He called it dancing.

And soon, with a generous heart, he had given accordions and flutes and drums to the children of the town, and taught them how to play and dance.  And then, one night, he stole away and left the town by himself, humming softly in the night air.  

Now some people, both good and bad, thought the man was something of a magician.  They even thought that he had conjured the sweet or terrible new magic called music all on his own.  So one very brave boy followed him as he left the town, to see what he would do next.  He followed him for days, until the man came to a huge city that positively rang with music.  And he was greeted at the gate as the prince of that land.  The boy looked on and saw that everyone there in the city sang, danced, or made music with an instrument. And he knew that the man, magician though he might be, was not the source of the music.  The man made sense to the boy when he saw his home.

Today is Trinity Sunday.  It is a Sunday on which we can talk about that most wonderful mystery in the Church, the Holy Trinity of Father, Son, and Holy Spirit.  It is a day when we can wax Theological about how the Son is begotten by the Father, and the Spirit proceeds from the Father and the Son (or not).  It is a day when the Nicene Creed is especially poignant when we take a moment to say “Ah, yes, we believe in the Father, the Son, and the Spirit.  Good for us.”

It is a day when pastors either attempt to wrestle with that great and difficult idea of three persons and one God, or to shy away from it totally.  To show you how they are all One God, and yet three persons.  Or to tell you about how your church “Trinity” came to be.

I will do none of those things.  I will tell you that ideas come from somewhere.

The Father Loves the Son.  I have said it before.  Let me say it until I die.  The Father Loves the Son, and the Son loves the Father.  The Spirit Loves the Father and the Son, and the Father Loves the Spirit, and the Son Loves the Spirit.  They share all things with each other.  The Father shares His very being with the Son and the Spirit.  In the west, we say that the Love between the Father and the Son is the Spirit.  In the East, the Spirit is understood to come forth from the Father in a different way than the Son.

We know from John’s Gospel over the last few weeks that all that the Father has, is the Son’s.  The Father gives his being, life, light, knowledge, and love to the Son.  The Spirit sends the Son into the world, and makes the Father known.  The Father sends the Spirit into the world, and the Son sends the Spirit.  It is a jolly eternal joy in the Trinity where all that is had is shared.  Nothing is held back, and there is only self and the giving of self to another.  All that is the Spirit’s belongs to the Father and the Son.  All that is the Son’s is the Father’s and the Spirit’s.  All that the Father has, is, you see of course, given to the Son and the Spirit.

Nothing, nothing is held back.  All is revealed, all is loved, all is returned to the one who loves.  There is no shadow of doubt, no restraint, no distance.

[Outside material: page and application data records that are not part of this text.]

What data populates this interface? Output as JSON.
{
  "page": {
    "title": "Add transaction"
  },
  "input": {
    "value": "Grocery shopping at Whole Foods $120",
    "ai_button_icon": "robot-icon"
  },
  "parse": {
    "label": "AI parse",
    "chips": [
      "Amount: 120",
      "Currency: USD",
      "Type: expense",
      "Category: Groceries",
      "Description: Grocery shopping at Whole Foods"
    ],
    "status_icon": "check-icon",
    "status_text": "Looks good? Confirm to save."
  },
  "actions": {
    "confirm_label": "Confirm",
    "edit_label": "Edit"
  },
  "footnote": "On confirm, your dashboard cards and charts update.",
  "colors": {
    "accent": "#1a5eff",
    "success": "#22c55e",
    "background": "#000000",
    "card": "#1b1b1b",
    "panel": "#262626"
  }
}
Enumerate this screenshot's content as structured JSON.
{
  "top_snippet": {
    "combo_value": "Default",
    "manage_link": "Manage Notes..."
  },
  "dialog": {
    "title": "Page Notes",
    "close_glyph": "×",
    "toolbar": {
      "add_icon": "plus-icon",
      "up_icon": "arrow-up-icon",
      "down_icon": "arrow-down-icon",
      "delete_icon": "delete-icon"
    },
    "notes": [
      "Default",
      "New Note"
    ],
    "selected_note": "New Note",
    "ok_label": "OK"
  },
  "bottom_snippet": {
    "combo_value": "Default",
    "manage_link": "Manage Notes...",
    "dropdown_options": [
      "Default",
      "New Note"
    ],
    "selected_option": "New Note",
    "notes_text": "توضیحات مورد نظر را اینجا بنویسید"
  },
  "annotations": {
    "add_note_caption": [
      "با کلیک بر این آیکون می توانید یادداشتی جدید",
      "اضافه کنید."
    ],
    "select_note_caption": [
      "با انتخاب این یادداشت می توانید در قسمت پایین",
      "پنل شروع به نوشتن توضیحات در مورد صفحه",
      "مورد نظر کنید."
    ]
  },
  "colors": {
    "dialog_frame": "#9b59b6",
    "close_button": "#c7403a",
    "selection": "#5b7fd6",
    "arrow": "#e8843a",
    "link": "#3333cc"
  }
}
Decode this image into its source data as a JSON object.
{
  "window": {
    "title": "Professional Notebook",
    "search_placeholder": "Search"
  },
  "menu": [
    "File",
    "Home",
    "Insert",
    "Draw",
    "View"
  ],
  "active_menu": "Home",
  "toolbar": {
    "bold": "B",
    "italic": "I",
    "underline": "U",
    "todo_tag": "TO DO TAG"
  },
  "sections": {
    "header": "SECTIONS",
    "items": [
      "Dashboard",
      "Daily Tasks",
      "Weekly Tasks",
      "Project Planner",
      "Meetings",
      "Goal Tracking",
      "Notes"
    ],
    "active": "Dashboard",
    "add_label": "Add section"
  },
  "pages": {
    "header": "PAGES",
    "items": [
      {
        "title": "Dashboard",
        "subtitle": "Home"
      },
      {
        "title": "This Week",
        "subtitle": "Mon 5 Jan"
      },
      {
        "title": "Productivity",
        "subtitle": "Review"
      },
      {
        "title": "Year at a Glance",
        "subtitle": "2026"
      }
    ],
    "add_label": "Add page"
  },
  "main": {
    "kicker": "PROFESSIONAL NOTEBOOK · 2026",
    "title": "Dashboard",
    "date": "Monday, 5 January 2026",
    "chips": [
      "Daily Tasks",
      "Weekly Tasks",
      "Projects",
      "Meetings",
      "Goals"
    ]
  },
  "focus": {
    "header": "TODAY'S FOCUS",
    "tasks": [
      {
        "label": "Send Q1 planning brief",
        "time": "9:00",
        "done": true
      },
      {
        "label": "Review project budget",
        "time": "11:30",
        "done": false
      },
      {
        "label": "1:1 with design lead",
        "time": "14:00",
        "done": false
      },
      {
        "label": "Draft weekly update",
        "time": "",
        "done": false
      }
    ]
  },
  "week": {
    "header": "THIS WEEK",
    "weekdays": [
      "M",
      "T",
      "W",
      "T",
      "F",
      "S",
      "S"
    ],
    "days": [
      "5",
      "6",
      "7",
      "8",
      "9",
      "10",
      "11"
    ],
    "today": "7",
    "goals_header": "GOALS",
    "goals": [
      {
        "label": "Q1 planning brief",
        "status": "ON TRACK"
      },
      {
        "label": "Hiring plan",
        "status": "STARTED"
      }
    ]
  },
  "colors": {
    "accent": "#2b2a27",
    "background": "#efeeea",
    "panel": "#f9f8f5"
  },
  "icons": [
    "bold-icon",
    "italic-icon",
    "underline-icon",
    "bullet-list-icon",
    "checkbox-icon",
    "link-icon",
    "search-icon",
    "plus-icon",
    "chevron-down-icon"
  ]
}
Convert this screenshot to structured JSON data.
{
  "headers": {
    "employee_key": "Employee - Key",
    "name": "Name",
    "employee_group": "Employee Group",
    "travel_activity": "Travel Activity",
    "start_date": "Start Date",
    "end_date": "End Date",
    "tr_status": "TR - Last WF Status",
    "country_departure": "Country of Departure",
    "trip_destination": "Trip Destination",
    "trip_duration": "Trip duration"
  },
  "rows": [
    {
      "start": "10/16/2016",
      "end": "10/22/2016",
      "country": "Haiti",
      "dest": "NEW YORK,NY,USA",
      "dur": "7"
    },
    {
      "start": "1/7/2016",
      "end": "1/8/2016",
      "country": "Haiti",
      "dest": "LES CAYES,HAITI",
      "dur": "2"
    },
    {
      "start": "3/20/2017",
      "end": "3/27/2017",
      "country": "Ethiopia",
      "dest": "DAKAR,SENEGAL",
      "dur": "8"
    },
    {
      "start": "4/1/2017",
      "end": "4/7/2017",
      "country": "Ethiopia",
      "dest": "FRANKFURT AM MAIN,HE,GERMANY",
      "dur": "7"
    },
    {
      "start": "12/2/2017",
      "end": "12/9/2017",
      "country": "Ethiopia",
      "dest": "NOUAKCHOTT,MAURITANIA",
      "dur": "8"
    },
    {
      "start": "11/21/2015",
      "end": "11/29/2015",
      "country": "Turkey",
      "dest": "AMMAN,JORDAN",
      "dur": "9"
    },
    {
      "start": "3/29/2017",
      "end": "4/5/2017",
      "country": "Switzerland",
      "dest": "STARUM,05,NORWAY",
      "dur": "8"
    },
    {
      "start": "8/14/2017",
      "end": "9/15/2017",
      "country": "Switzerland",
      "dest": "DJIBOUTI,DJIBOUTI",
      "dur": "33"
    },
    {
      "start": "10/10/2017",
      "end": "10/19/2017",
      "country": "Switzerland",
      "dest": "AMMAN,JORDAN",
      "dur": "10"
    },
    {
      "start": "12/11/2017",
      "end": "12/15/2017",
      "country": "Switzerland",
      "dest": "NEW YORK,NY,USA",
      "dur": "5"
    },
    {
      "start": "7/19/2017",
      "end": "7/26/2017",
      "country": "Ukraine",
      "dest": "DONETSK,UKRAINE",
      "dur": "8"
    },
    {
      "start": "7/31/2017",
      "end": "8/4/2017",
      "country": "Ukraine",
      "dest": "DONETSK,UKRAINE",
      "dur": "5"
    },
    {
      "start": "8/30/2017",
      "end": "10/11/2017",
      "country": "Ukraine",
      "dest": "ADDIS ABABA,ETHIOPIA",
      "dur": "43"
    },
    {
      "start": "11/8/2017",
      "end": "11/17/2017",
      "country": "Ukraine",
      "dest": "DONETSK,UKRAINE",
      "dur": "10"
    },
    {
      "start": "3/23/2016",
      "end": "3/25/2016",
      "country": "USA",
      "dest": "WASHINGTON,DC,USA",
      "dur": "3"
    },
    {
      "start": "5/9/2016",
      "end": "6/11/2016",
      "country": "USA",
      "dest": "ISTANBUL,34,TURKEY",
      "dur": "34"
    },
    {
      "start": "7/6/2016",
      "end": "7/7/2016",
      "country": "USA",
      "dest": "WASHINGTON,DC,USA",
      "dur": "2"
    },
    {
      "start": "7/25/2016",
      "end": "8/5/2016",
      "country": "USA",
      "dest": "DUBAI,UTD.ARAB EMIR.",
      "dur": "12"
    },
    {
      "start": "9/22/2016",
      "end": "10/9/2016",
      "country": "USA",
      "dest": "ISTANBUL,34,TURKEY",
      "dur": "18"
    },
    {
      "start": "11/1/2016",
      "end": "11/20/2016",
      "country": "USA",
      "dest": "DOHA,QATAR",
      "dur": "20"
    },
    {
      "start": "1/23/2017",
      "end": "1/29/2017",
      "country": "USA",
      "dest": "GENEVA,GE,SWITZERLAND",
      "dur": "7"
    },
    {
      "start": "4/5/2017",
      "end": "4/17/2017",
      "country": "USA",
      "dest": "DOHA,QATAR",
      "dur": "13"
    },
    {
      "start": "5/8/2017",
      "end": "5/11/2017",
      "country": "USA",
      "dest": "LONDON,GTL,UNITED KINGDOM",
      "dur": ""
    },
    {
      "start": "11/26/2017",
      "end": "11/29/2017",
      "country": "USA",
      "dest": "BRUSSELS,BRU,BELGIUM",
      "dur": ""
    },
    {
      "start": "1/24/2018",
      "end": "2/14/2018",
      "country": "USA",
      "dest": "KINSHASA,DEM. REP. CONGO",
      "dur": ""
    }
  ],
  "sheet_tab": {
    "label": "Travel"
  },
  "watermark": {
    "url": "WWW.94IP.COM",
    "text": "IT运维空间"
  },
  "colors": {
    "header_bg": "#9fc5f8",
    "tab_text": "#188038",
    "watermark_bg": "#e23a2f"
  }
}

There is only love.

Now the problem with Trinity Sunday is that we have a very hard time figuring out how to relate the Trinity to our daily lives.  Why should we care?  Why should the Trinity matter to us at all?  How is human life different because the Trinity is the Trinity?

Because everything comes from somewhere.

Let me tell you another story about a visitor.

He was…is…a man.  He came into the world and taught us to love one another.  To hold nothing back from one another, to love without barrier, without limit, without shadow or distance.  He taught us, naive and foreign as these ideas are, to give all we have to each other and to return all to the one who gives to us.  He taught us to live such that our lives are shared, communal, and always lived with another in mind.

He says “love one another.”  He says “give to one another.”  He says “be at peace with one another.”  And then he lays His life down for all of us.

And if you followed that man home…back to his eternal kingdom, what do you think you’d see, there, in the Trinity?  The heart that made all things, that made the stars, and humanity, and all that we have.  What would you see?

You would see that every moment of Jesus’ life and every teaching that he delivers makes sense when you see his home.

Because everything comes from somewhere.